Lamma ferry disaster
A boat owned by Hongkong Electric carrying more than 100 staff workers and their family members collided with a ferry in waters off Lamma Island at about 8.20pm on October 1, 2012. More than 100 passengers on the boat fell into the water. Thirty-nine people were confirmed dead after the accident. This is the deadliest boat accident in Hong Kong in 40 years.
Marine Department officers were not alert in Lamma IV checks
Ferry's missing watertight door went unnoticed due to human error, admits Marine Department
Marine Department officers failed to detect a missing watertight door on the Lamma IV because they were not alert enough and failed to communicate, its lawyer admitted yesterday.
The missing door caused three compartments of the vessel to flood and contributed to the rapid sinking of the Lamma IV, it was heard earlier.
The counsel for the commission claimed the Hongkong Electric vessel should have been rejected by the department in inspections over the past 18 years.
Johnny Mok Shiu-luen SC, counsel for the department, made the admission in his final submissions to the commission of inquiry into the National Day maritime collision off Lamma Island.
It came after repeated questioning from the commission chairman, Mr Justice Michael Lunn, as to why the department's officers had not picked up on the missing door.
"This was, I think, a combination of perhaps inadequate information and the lack of alertness to this particular issue," Mok said. There was also a lack of communication among officers when it came to clarifying conflicting ship plans, he said.
Earlier in the day, counsel for the commission Paul Shieh Wing-tai SC said the department ought to have spotted there was a missing watertight door - a departure from the ship's plans - and rejected the licence.
"[The department] missed a golden opportunity. All these safety considerations have all been missed … Perhaps at great cost," he said.
Shieh also said the crews of both the Lamma IV and Sea Smooth lacked a proper lookout. He suggested there could have been a "reckless gambling" of "who blinked first" - that is, staying in the path of an oncoming ship for too long, to see who will turn away first.

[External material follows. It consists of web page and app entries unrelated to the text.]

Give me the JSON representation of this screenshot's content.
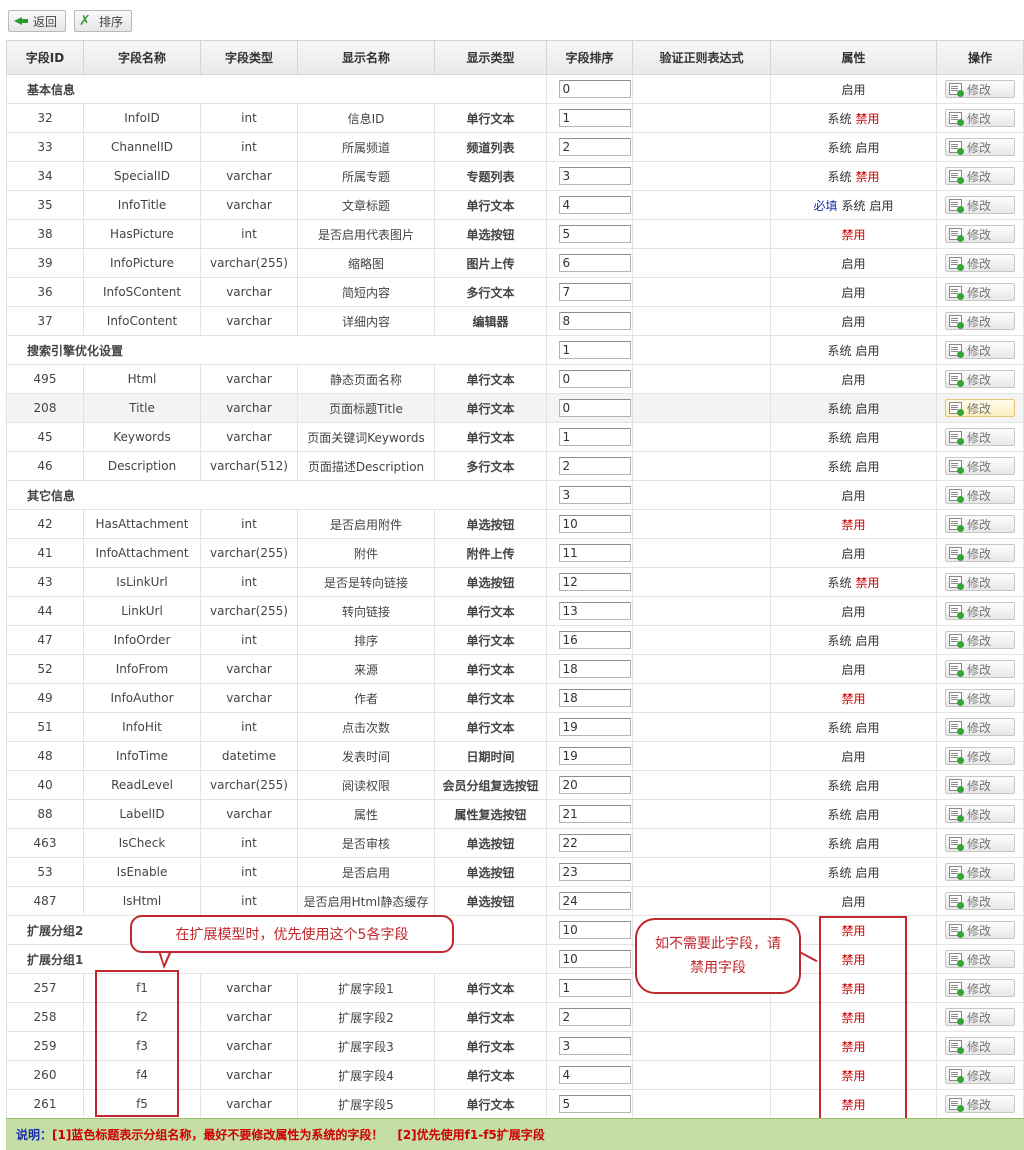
{
  "toolbar": {
    "back_label": "返回",
    "sort_label": "排序"
  },
  "columns": [
    "字段ID",
    "字段名称",
    "字段类型",
    "显示名称",
    "显示类型",
    "字段排序",
    "验证正则表达式",
    "属性",
    "操作"
  ],
  "edit_label": "修改",
  "rows": [
    {
      "group": true,
      "name": "基本信息",
      "order": "0",
      "attrs": [
        {
          "t": "启用",
          "c": "en"
        }
      ]
    },
    {
      "id": "32",
      "field": "InfoID",
      "type": "int",
      "display": "信息ID",
      "dtype": "单行文本",
      "order": "1",
      "attrs": [
        {
          "t": "系统",
          "c": "sys"
        },
        {
          "t": "禁用",
          "c": "dis"
        }
      ]
    },
    {
      "id": "33",
      "field": "ChannelID",
      "type": "int",
      "display": "所属频道",
      "dtype": "频道列表",
      "order": "2",
      "attrs": [
        {
          "t": "系统",
          "c": "sys"
        },
        {
          "t": "启用",
          "c": "en"
        }
      ]
    },
    {
      "id": "34",
      "field": "SpecialID",
      "type": "varchar",
      "display": "所属专题",
      "dtype": "专题列表",
      "order": "3",
      "attrs": [
        {
          "t": "系统",
          "c": "sys"
        },
        {
          "t": "禁用",
          "c": "dis"
        }
      ]
    },
    {
      "id": "35",
      "field": "InfoTitle",
      "type": "varchar",
      "display": "文章标题",
      "dtype": "单行文本",
      "order": "4",
      "attrs": [
        {
          "t": "必填",
          "c": "req"
        },
        {
          "t": "系统",
          "c": "sys"
        },
        {
          "t": "启用",
          "c": "en"
        }
      ]
    },
    {
      "id": "38",
      "field": "HasPicture",
      "type": "int",
      "display": "是否启用代表图片",
      "dtype": "单选按钮",
      "order": "5",
      "attrs": [
        {
          "t": "禁用",
          "c": "dis"
        }
      ]
    },
    {
      "id": "39",
      "field": "InfoPicture",
      "type": "varchar(255)",
      "display": "缩略图",
      "dtype": "图片上传",
      "order": "6",
      "attrs": [
        {
          "t": "启用",
          "c": "en"
        }
      ]
    },
    {
      "id": "36",
      "field": "InfoSContent",
      "type": "varchar",
      "display": "简短内容",
      "dtype": "多行文本",
      "order": "7",
      "attrs": [
        {
          "t": "启用",
          "c": "en"
        }
      ]
    },
    {
      "id": "37",
      "field": "InfoContent",
      "type": "varchar",
      "display": "详细内容",
      "dtype": "编辑器",
      "order": "8",
      "attrs": [
        {
          "t": "启用",
          "c": "en"
        }
      ]
    },
    {
      "group": true,
      "name": "搜索引擎优化设置",
      "order": "1",
      "attrs": [
        {
          "t": "系统",
          "c": "sys"
        },
        {
          "t": "启用",
          "c": "en"
        }
      ]
    },
    {
      "id": "495",
      "field": "Html",
      "type": "varchar",
      "display": "静态页面名称",
      "dtype": "单行文本",
      "order": "0",
      "attrs": [
        {
          "t": "启用",
          "c": "en"
        }
      ]
    },
    {
      "id": "208",
      "field": "Title",
      "type": "varchar",
      "display": "页面标题Title",
      "dtype": "单行文本",
      "order": "0",
      "attrs": [
        {
          "t": "系统",
          "c": "sys"
        },
        {
          "t": "启用",
          "c": "en"
        }
      ],
      "hl": true
    },
    {
      "id": "45",
      "field": "Keywords",
      "type": "varchar",
      "display": "页面关键词Keywords",
      "dtype": "单行文本",
      "order": "1",
      "attrs": [
        {
          "t": "系统",
          "c": "sys"
        },
        {
          "t": "启用",
          "c": "en"
        }
      ]
    },
    {
      "id": "46",
      "field": "Description",
      "type": "varchar(512)",
      "display": "页面描述Description",
      "dtype": "多行文本",
      "order": "2",
      "attrs": [
        {
          "t": "系统",
          "c": "sys"
        },
        {
          "t": "启用",
          "c": "en"
        }
      ]
    },
    {
      "group": true,
      "name": "其它信息",
      "order": "3",
      "attrs": [
        {
          "t": "启用",
          "c": "en"
        }
      ]
    },
    {
      "id": "42",
      "field": "HasAttachment",
      "type": "int",
      "display": "是否启用附件",
      "dtype": "单选按钮",
      "order": "10",
      "attrs": [
        {
          "t": "禁用",
          "c": "dis"
        }
      ]
    },
    {
      "id": "41",
      "field": "InfoAttachment",
      "type": "varchar(255)",
      "display": "附件",
      "dtype": "附件上传",
      "order": "11",
      "attrs": [
        {
          "t": "启用",
          "c": "en"
        }
      ]
    },
    {
      "id": "43",
      "field": "IsLinkUrl",
      "type": "int",
      "display": "是否是转向链接",
      "dtype": "单选按钮",
      "order": "12",
      "attrs": [
        {
          "t": "系统",
          "c": "sys"
        },
        {
          "t": "禁用",
          "c": "dis"
        }
      ]
    },
    {
      "id": "44",
      "field": "LinkUrl",
      "type": "varchar(255)",
      "display": "转向链接",
      "dtype": "单行文本",
      "order": "13",
      "attrs": [
        {
          "t": "启用",
          "c": "en"
        }
      ]
    },
    {
      "id": "47",
      "field": "InfoOrder",
      "type": "int",
      "display": "排序",
      "dtype": "单行文本",
      "order": "16",
      "attrs": [
        {
          "t": "系统",
          "c": "sys"
        },
        {
          "t": "启用",
          "c": "en"
        }
      ]
    },
    {
      "id": "52",
      "field": "InfoFrom",
      "type": "varchar",
      "display": "来源",
      "dtype": "单行文本",
      "order": "18",
      "attrs": [
        {
          "t": "启用",
          "c": "en"
        }
      ]
    },
    {
      "id": "49",
      "field": "InfoAuthor",
      "type": "varchar",
      "display": "作者",
      "dtype": "单行文本",
      "order": "18",
      "attrs": [
        {
          "t": "禁用",
          "c": "dis"
        }
      ]
    },
    {
      "id": "51",
      "field": "InfoHit",
      "type": "int",
      "display": "点击次数",
      "dtype": "单行文本",
      "order": "19",
      "attrs": [
        {
          "t": "系统",
          "c": "sys"
        },
        {
          "t": "启用",
          "c": "en"
        }
      ]
    },
    {
      "id": "48",
      "field": "InfoTime",
      "type": "datetime",
      "display": "发表时间",
      "dtype": "日期时间",
      "order": "19",
      "attrs": [
        {
          "t": "启用",
          "c": "en"
        }
      ]
    },
    {
      "id": "40",
      "field": "ReadLevel",
      "type": "varchar(255)",
      "display": "阅读权限",
      "dtype": "会员分组复选按钮",
      "order": "20",
      "attrs": [
        {
          "t": "系统",
          "c": "sys"
        },
        {
          "t": "启用",
          "c": "en"
        }
      ]
    },
    {
      "id": "88",
      "field": "LabelID",
      "type": "varchar",
      "display": "属性",
      "dtype": "属性复选按钮",
      "order": "21",
      "attrs": [
        {
          "t": "系统",
          "c": "sys"
        },
        {
          "t": "启用",
          "c": "en"
        }
      ]
    },
    {
      "id": "463",
      "field": "IsCheck",
      "type": "int",
      "display": "是否审核",
      "dtype": "单选按钮",
      "order": "22",
      "attrs": [
        {
          "t": "系统",
          "c": "sys"
        },
        {
          "t": "启用",
          "c": "en"
        }
      ]
    },
    {
      "id": "53",
      "field": "IsEnable",
      "type": "int",
      "display": "是否启用",
      "dtype": "单选按钮",
      "order": "23",
      "attrs": [
        {
          "t": "系统",
          "c": "sys"
        },
        {
          "t": "启用",
          "c": "en"
        }
      ]
    },
    {
      "id": "487",
      "field": "IsHtml",
      "type": "int",
      "display": "是否启用Html静态缓存",
      "dtype": "单选按钮",
      "order": "24",
      "attrs": [
        {
          "t": "启用",
          "c": "en"
        }
      ]
    },
    {
      "group": true,
      "name": "扩展分组2",
      "order": "10",
      "attrs": [
        {
          "t": "禁用",
          "c": "dis"
        }
      ]
    },
    {
      "group": true,
      "name": "扩展分组1",
      "order": "10",
      "attrs": [
        {
          "t": "禁用",
          "c": "dis"
        }
      ]
    },
    {
      "id": "257",
      "field": "f1",
      "type": "varchar",
      "display": "扩展字段1",
      "dtype": "单行文本",
      "order": "1",
      "attrs": [
        {
          "t": "禁用",
          "c": "dis"
        }
      ]
    },
    {
      "id": "258",
      "field": "f2",
      "type": "varchar",
      "display": "扩展字段2",
      "dtype": "单行文本",
      "order": "2",
      "attrs": [
        {
          "t": "禁用",
          "c": "dis"
        }
      ]
    },
    {
      "id": "259",
      "field": "f3",
      "type": "varchar",
      "display": "扩展字段3",
      "dtype": "单行文本",
      "order": "3",
      "attrs": [
        {
          "t": "禁用",
          "c": "dis"
        }
      ]
    },
    {
      "id": "260",
      "field": "f4",
      "type": "varchar",
      "display": "扩展字段4",
      "dtype": "单行文本",
      "order": "4",
      "attrs": [
        {
          "t": "禁用",
          "c": "dis"
        }
      ]
    },
    {
      "id": "261",
      "field": "f5",
      "type": "varchar",
      "display": "扩展字段5",
      "dtype": "单行文本",
      "order": "5",
      "attrs": [
        {
          "t": "禁用",
          "c": "dis"
        }
      ]
    }
  ],
  "callouts": {
    "ext_fields": "在扩展模型时，优先使用这个5各字段",
    "disable_hint": "如不需要此字段，请禁用字段"
  },
  "footer": {
    "label": "说明：",
    "note1": "[1]蓝色标题表示分组名称，最好不要修改属性为系统的字段！",
    "note2": "[2]优先使用f1-f5扩展字段"
  }
}
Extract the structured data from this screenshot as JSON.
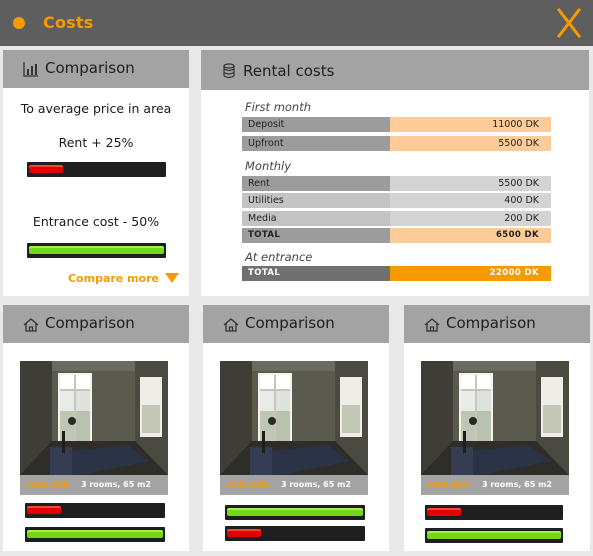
{
  "header": {
    "title": "Costs",
    "close_icon": "close-x-icon"
  },
  "colors": {
    "accent": "#f59b00",
    "header_bg": "#5e5e5e",
    "panel_head": "#a3a3a3",
    "bar_red": "#e30000",
    "bar_green": "#72d816"
  },
  "comparison": {
    "title": "Comparison",
    "subtitle": "To average price in area",
    "rent_label": "Rent + 25%",
    "rent_level": 0.25,
    "entrance_label": "Entrance cost - 50%",
    "entrance_level": 1.0,
    "compare_more": "Compare more"
  },
  "rental": {
    "title": "Rental costs",
    "first_month": {
      "heading": "First month",
      "rows": [
        {
          "label": "Deposit",
          "value": "11000 DK"
        },
        {
          "label": "Upfront",
          "value": "5500 DK"
        }
      ]
    },
    "monthly": {
      "heading": "Monthly",
      "rows": [
        {
          "label": "Rent",
          "value": "5500 DK"
        },
        {
          "label": "Utilities",
          "value": "400 DK"
        },
        {
          "label": "Media",
          "value": "200 DK"
        },
        {
          "label": "TOTAL",
          "value": "6500 DK"
        }
      ]
    },
    "at_entrance": {
      "heading": "At entrance",
      "rows": [
        {
          "label": "TOTAL",
          "value": "22000 DK"
        }
      ]
    }
  },
  "cards": [
    {
      "title": "Comparison",
      "price": "7500 DKK",
      "rooms": "3 rooms, 65 m2",
      "bar1_level": 0.25,
      "bar1_color": "red",
      "bar2_level": 1.0,
      "bar2_color": "green"
    },
    {
      "title": "Comparison",
      "price": "7500 DKK",
      "rooms": "3 rooms, 65 m2",
      "bar1_level": 1.0,
      "bar1_color": "green",
      "bar2_level": 0.25,
      "bar2_color": "red"
    },
    {
      "title": "Comparison",
      "price": "7500 DKK",
      "rooms": "3 rooms, 65 m2",
      "bar1_level": 0.25,
      "bar1_color": "red",
      "bar2_level": 1.0,
      "bar2_color": "green"
    }
  ]
}
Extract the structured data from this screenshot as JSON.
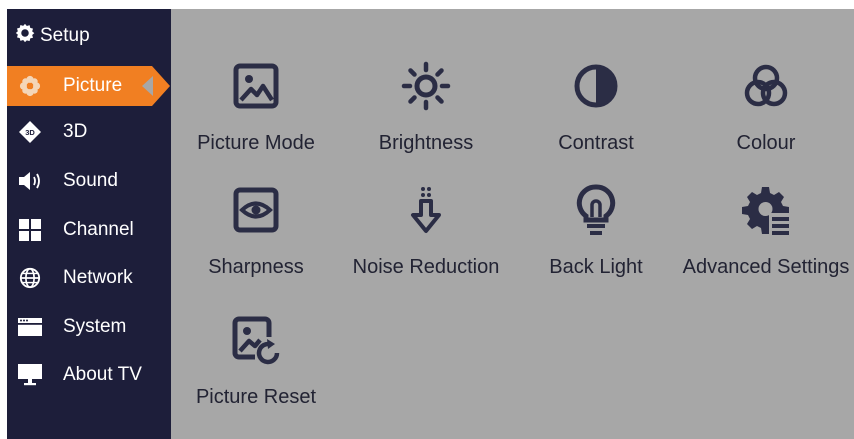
{
  "setup": {
    "label": "Setup",
    "icon": "gear-icon"
  },
  "sidebar": {
    "items": [
      {
        "label": "Picture",
        "icon": "flower-icon",
        "active": true
      },
      {
        "label": "3D",
        "icon": "3d-icon"
      },
      {
        "label": "Sound",
        "icon": "speaker-icon"
      },
      {
        "label": "Channel",
        "icon": "grid-icon"
      },
      {
        "label": "Network",
        "icon": "globe-icon"
      },
      {
        "label": "System",
        "icon": "system-window-icon"
      },
      {
        "label": "About TV",
        "icon": "monitor-icon"
      }
    ]
  },
  "main": {
    "tiles": [
      {
        "label": "Picture Mode",
        "icon": "image-icon"
      },
      {
        "label": "Brightness",
        "icon": "sun-icon"
      },
      {
        "label": "Contrast",
        "icon": "contrast-icon"
      },
      {
        "label": "Colour",
        "icon": "color-circles-icon"
      },
      {
        "label": "Sharpness",
        "icon": "eye-icon"
      },
      {
        "label": "Noise Reduction",
        "icon": "noise-arrow-icon"
      },
      {
        "label": "Back Light",
        "icon": "bulb-icon"
      },
      {
        "label": "Advanced Settings",
        "icon": "gear-list-icon"
      },
      {
        "label": "Picture Reset",
        "icon": "image-reset-icon"
      }
    ]
  },
  "colors": {
    "sidebar_bg": "#1d1e3a",
    "main_bg": "#a7a7a7",
    "accent": "#f17f22",
    "icon": "#2b2d45"
  }
}
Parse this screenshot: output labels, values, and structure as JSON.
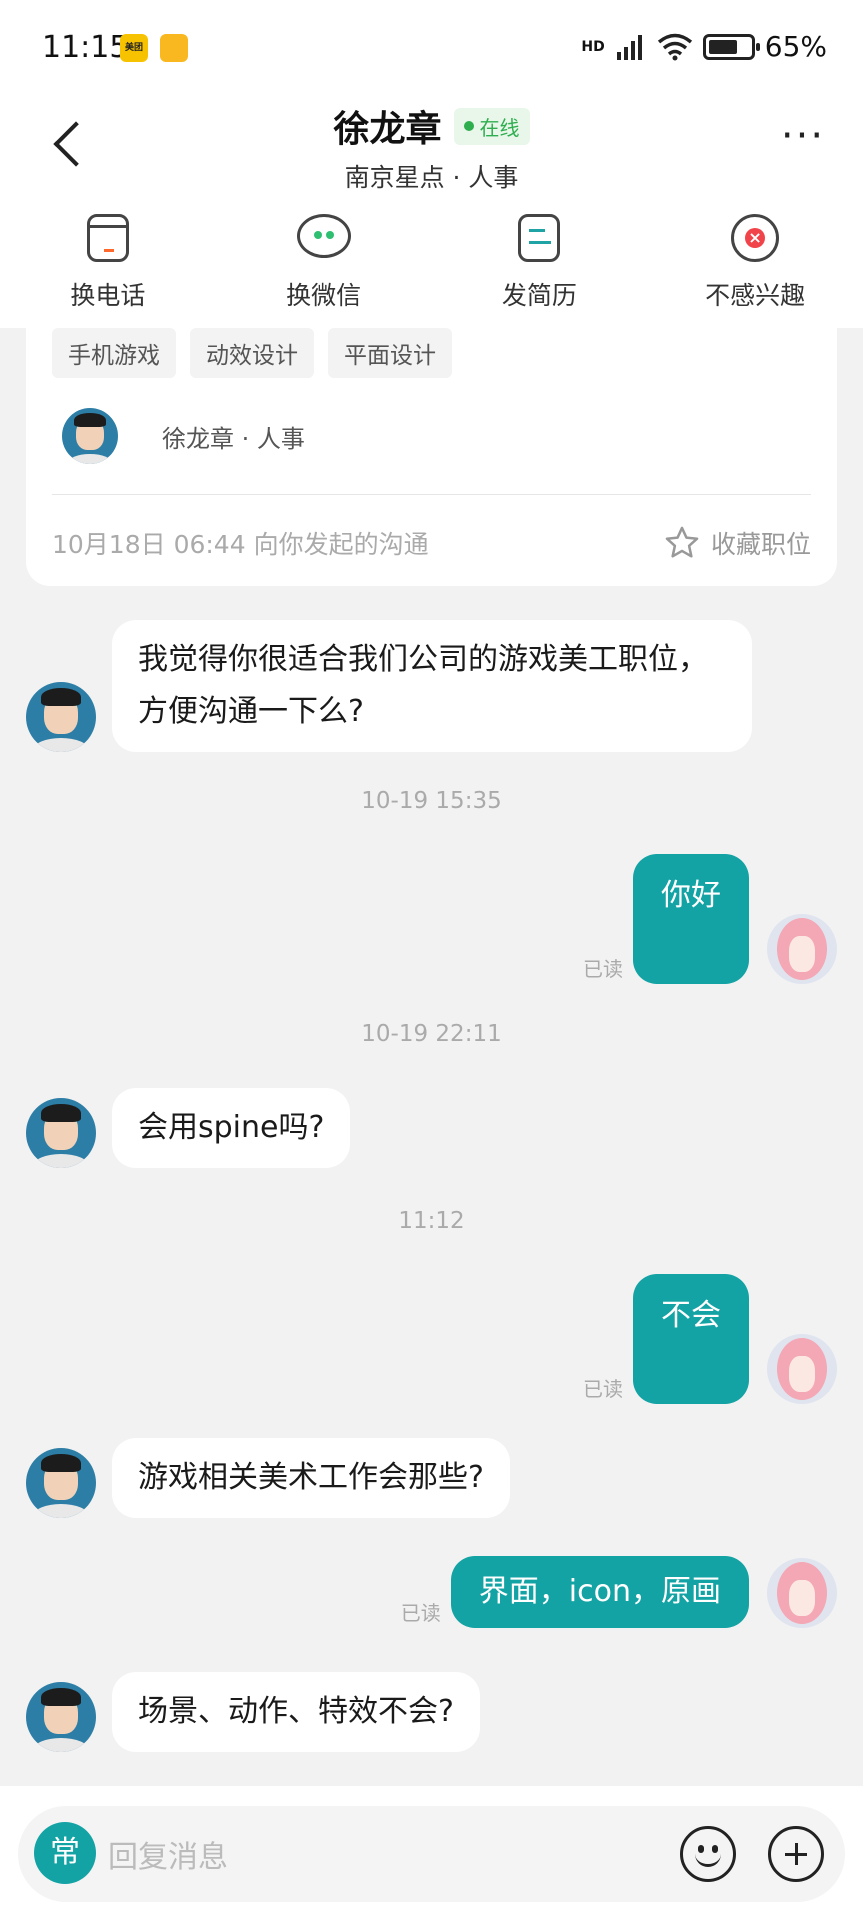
{
  "status_bar": {
    "time": "11:15",
    "app1_label": "美团",
    "network": "HD",
    "battery": "65%"
  },
  "header": {
    "name": "徐龙章",
    "online": "在线",
    "subtitle": "南京星点 · 人事",
    "more": "···"
  },
  "actions": [
    {
      "label": "换电话",
      "icon": "phone-icon"
    },
    {
      "label": "换微信",
      "icon": "wechat-icon"
    },
    {
      "label": "发简历",
      "icon": "resume-icon"
    },
    {
      "label": "不感兴趣",
      "icon": "not-interested-icon"
    }
  ],
  "job_card": {
    "tags": [
      "手机游戏",
      "动效设计",
      "平面设计"
    ],
    "recruiter": "徐龙章 · 人事",
    "note": "10月18日 06:44 向你发起的沟通",
    "favorite": "收藏职位"
  },
  "messages": {
    "m1": "我觉得你很适合我们公司的游戏美工职位，方便沟通一下么?",
    "t1": "10-19 15:35",
    "m2": "你好",
    "m2_read": "已读",
    "t2": "10-19 22:11",
    "m3": "会用spine吗?",
    "t3": "11:12",
    "m4": "不会",
    "m4_read": "已读",
    "m5": "游戏相关美术工作会那些?",
    "m6": "界面，icon，原画",
    "m6_read": "已读",
    "m7": "场景、动作、特效不会?"
  },
  "input": {
    "quick": "常",
    "placeholder": "回复消息"
  },
  "colors": {
    "accent": "#13a3a5",
    "online": "#2fae4f",
    "danger": "#f1434a"
  }
}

But Clive Grossman SC, for Hongkong Electric, said it was unfair to give the public the impression that the crew of the Lamma IV was as equally in the wrong as the Sea Smooth crew.
He said the Lamma IV crew had acted with commendable bravery after the collision and emphasised that the traumatised survivors found it hard to precisely remember the ordeal.
Grossman also slammed the crew of Sea Smooth for running away from the scene after the collision.
He called it "curious" and "unbelievable" that no crew member of Sea Smooth had seen that the Lamma IV was in trouble.
"If Sea Smooth had done its duty and stopped to help rescue passengers who were in distress ... the overwhelming probability is that the death toll would have been, or should have been, very much less," he said.
Lai Sai-ming, Sea Smooth's coxswain, and three other crew members, said they had nothing to add to the inquiry.
Richard Zimmern, for Hong Kong and Kowloon Ferry, operator of the Sea Smooth, rebutted the point made by Grossman, saying there was no evidence that, by leaving the scene, the Sea Smooth had caused any deaths.
He said most of the deaths were caused by drowning or being trapped on the Lamma IV.
Zimmern urged the commission to find that the most likely cause of the crash was the failure of both vessels' lookout.
The hearing into the National Day maritime disaster, which caused 39 deaths, continues today when counsel for Cheoy Lee Shipyards, which built the Lamma IV, will make his final submission.
The commission is expected to finish its report next month.